Material supplied section start
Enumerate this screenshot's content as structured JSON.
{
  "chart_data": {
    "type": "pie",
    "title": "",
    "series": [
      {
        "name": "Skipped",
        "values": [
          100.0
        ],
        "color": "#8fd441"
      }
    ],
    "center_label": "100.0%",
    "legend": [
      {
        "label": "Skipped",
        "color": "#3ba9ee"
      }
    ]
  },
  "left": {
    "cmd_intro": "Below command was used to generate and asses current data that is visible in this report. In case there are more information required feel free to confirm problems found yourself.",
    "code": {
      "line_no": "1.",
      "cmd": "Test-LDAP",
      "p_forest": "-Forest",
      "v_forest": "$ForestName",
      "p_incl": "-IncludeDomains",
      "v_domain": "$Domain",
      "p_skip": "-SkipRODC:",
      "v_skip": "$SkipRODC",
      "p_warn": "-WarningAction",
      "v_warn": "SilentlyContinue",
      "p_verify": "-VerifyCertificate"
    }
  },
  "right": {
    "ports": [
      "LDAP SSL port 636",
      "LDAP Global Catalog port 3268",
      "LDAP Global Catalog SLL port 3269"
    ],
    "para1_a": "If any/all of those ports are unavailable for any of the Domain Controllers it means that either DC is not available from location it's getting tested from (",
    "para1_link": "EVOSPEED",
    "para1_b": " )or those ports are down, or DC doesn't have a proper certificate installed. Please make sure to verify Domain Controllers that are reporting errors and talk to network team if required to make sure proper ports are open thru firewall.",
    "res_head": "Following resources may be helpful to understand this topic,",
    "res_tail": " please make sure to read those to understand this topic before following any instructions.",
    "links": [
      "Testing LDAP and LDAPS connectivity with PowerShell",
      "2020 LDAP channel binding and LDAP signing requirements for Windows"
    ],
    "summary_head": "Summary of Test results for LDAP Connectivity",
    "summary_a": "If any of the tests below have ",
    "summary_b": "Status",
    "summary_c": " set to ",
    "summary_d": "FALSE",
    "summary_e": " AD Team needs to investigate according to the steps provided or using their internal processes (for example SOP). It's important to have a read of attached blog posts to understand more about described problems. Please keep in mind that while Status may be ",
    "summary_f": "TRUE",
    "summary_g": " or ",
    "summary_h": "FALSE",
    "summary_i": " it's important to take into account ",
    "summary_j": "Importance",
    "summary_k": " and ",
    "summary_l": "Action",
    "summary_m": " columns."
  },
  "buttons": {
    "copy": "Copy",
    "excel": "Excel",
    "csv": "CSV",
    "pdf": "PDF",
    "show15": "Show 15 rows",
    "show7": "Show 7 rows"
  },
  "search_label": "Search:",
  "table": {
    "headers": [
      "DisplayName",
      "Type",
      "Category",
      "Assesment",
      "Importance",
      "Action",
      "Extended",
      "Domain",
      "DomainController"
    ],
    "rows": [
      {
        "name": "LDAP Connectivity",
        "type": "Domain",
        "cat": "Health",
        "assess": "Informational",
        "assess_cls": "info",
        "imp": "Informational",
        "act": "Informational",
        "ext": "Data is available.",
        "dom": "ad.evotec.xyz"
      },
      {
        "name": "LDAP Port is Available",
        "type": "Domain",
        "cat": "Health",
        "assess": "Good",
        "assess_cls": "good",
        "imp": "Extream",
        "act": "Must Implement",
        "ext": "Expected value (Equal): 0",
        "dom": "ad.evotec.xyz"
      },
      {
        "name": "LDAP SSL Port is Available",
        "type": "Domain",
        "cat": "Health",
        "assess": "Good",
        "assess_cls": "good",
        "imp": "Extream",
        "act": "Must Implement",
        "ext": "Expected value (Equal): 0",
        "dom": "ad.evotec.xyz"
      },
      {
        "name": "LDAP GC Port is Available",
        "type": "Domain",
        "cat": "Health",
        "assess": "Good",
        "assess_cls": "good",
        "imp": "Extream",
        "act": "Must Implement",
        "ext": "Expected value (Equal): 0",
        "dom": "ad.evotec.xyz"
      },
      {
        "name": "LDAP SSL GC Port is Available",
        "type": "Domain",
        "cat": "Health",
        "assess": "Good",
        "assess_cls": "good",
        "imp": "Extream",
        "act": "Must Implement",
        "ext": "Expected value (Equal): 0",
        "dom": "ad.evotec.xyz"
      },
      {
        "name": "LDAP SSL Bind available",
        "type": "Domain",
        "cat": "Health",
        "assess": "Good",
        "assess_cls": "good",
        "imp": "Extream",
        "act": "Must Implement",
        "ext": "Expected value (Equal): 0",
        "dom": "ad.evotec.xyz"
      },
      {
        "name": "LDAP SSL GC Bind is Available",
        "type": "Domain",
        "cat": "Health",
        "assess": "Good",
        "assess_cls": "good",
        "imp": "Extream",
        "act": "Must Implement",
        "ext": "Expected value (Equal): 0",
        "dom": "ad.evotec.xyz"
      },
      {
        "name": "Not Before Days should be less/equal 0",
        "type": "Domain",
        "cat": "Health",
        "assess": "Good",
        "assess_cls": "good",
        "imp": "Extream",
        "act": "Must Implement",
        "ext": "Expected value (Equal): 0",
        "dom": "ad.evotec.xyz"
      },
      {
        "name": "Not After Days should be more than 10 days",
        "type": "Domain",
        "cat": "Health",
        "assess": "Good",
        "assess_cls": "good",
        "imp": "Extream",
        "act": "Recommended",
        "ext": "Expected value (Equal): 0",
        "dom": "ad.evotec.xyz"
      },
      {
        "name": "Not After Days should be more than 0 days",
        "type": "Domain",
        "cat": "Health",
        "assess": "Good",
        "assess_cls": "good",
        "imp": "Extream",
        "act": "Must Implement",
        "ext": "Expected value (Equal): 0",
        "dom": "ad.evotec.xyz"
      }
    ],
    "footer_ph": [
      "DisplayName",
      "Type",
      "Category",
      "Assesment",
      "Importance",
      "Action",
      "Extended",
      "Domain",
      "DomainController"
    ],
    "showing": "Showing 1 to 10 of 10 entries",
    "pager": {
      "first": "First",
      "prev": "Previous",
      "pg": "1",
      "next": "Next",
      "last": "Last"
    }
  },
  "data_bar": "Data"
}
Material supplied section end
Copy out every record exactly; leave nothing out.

Enumerate this screenshot's content as structured JSON.
{
  "chart_data": {
    "type": "pie",
    "title": "",
    "series": [
      {
        "name": "Skipped",
        "values": [
          100.0
        ],
        "color": "#8fd441"
      }
    ],
    "center_label": "100.0%",
    "legend": [
      {
        "label": "Skipped",
        "color": "#3ba9ee"
      }
    ]
  },
  "left": {
    "cmd_intro": "Below command was used to generate and asses current data that is visible in this report. In case there are more information required feel free to confirm problems found yourself.",
    "code": {
      "line_no": "1.",
      "cmd": "Test-LDAP",
      "p_forest": "-Forest",
      "v_forest": "$ForestName",
      "p_incl": "-IncludeDomains",
      "v_domain": "$Domain",
      "p_skip": "-SkipRODC:",
      "v_skip": "$SkipRODC",
      "p_warn": "-WarningAction",
      "v_warn": "SilentlyContinue",
      "p_verify": "-VerifyCertificate"
    }
  },
  "right": {
    "ports": [
      "LDAP SSL port 636",
      "LDAP Global Catalog port 3268",
      "LDAP Global Catalog SLL port 3269"
    ],
    "para1_a": "If any/all of those ports are unavailable for any of the Domain Controllers it means that either DC is not available from location it's getting tested from (",
    "para1_link": "EVOSPEED",
    "para1_b": " )or those ports are down, or DC doesn't have a proper certificate installed. Please make sure to verify Domain Controllers that are reporting errors and talk to network team if required to make sure proper ports are open thru firewall.",
    "res_head": "Following resources may be helpful to understand this topic,",
    "res_tail": " please make sure to read those to understand this topic before following any instructions.",
    "links": [
      "Testing LDAP and LDAPS connectivity with PowerShell",
      "2020 LDAP channel binding and LDAP signing requirements for Windows"
    ],
    "summary_head": "Summary of Test results for LDAP Connectivity",
    "summary_a": "If any of the tests below have ",
    "summary_b": "Status",
    "summary_c": " set to ",
    "summary_d": "FALSE",
    "summary_e": " AD Team needs to investigate according to the steps provided or using their internal processes (for example SOP). It's important to have a read of attached blog posts to understand more about described problems. Please keep in mind that while Status may be ",
    "summary_f": "TRUE",
    "summary_g": " or ",
    "summary_h": "FALSE",
    "summary_i": " it's important to take into account ",
    "summary_j": "Importance",
    "summary_k": " and ",
    "summary_l": "Action",
    "summary_m": " columns."
  },
  "buttons": {
    "copy": "Copy",
    "excel": "Excel",
    "csv": "CSV",
    "pdf": "PDF",
    "show15": "Show 15 rows",
    "show7": "Show 7 rows"
  },
  "search_label": "Search:",
  "table": {
    "headers": [
      "DisplayName",
      "Type",
      "Category",
      "Assesment",
      "Importance",
      "Action",
      "Extended",
      "Domain",
      "DomainController"
    ],
    "rows": [
      {
        "name": "LDAP Connectivity",
        "type": "Domain",
        "cat": "Health",
        "assess": "Informational",
        "assess_cls": "info",
        "imp": "Informational",
        "act": "Informational",
        "ext": "Data is available.",
        "dom": "ad.evotec.xyz"
      },
      {
        "name": "LDAP Port is Available",
        "type": "Domain",
        "cat": "Health",
        "assess": "Good",
        "assess_cls": "good",
        "imp": "Extream",
        "act": "Must Implement",
        "ext": "Expected value (Equal): 0",
        "dom": "ad.evotec.xyz"
      },
      {
        "name": "LDAP SSL Port is Available",
        "type": "Domain",
        "cat": "Health",
        "assess": "Good",
        "assess_cls": "good",
        "imp": "Extream",
        "act": "Must Implement",
        "ext": "Expected value (Equal): 0",
        "dom": "ad.evotec.xyz"
      },
      {
        "name": "LDAP GC Port is Available",
        "type": "Domain",
        "cat": "Health",
        "assess": "Good",
        "assess_cls": "good",
        "imp": "Extream",
        "act": "Must Implement",
        "ext": "Expected value (Equal): 0",
        "dom": "ad.evotec.xyz"
      },
      {
        "name": "LDAP SSL GC Port is Available",
        "type": "Domain",
        "cat": "Health",
        "assess": "Good",
        "assess_cls": "good",
        "imp": "Extream",
        "act": "Must Implement",
        "ext": "Expected value (Equal): 0",
        "dom": "ad.evotec.xyz"
      },
      {
        "name": "LDAP SSL Bind available",
        "type": "Domain",
        "cat": "Health",
        "assess": "Good",
        "assess_cls": "good",
        "imp": "Extream",
        "act": "Must Implement",
        "ext": "Expected value (Equal): 0",
        "dom": "ad.evotec.xyz"
      },
      {
        "name": "LDAP SSL GC Bind is Available",
        "type": "Domain",
        "cat": "Health",
        "assess": "Good",
        "assess_cls": "good",
        "imp": "Extream",
        "act": "Must Implement",
        "ext": "Expected value (Equal): 0",
        "dom": "ad.evotec.xyz"
      },
      {
        "name": "Not Before Days should be less/equal 0",
        "type": "Domain",
        "cat": "Health",
        "assess": "Good",
        "assess_cls": "good",
        "imp": "Extream",
        "act": "Must Implement",
        "ext": "Expected value (Equal): 0",
        "dom": "ad.evotec.xyz"
      },
      {
        "name": "Not After Days should be more than 10 days",
        "type": "Domain",
        "cat": "Health",
        "assess": "Good",
        "assess_cls": "good",
        "imp": "Extream",
        "act": "Recommended",
        "ext": "Expected value (Equal): 0",
        "dom": "ad.evotec.xyz"
      },
      {
        "name": "Not After Days should be more than 0 days",
        "type": "Domain",
        "cat": "Health",
        "assess": "Good",
        "assess_cls": "good",
        "imp": "Extream",
        "act": "Must Implement",
        "ext": "Expected value (Equal): 0",
        "dom": "ad.evotec.xyz"
      }
    ],
    "footer_ph": [
      "DisplayName",
      "Type",
      "Category",
      "Assesment",
      "Importance",
      "Action",
      "Extended",
      "Domain",
      "DomainController"
    ],
    "showing": "Showing 1 to 10 of 10 entries",
    "pager": {
      "first": "First",
      "prev": "Previous",
      "pg": "1",
      "next": "Next",
      "last": "Last"
    }
  },
  "data_bar": "Data"
}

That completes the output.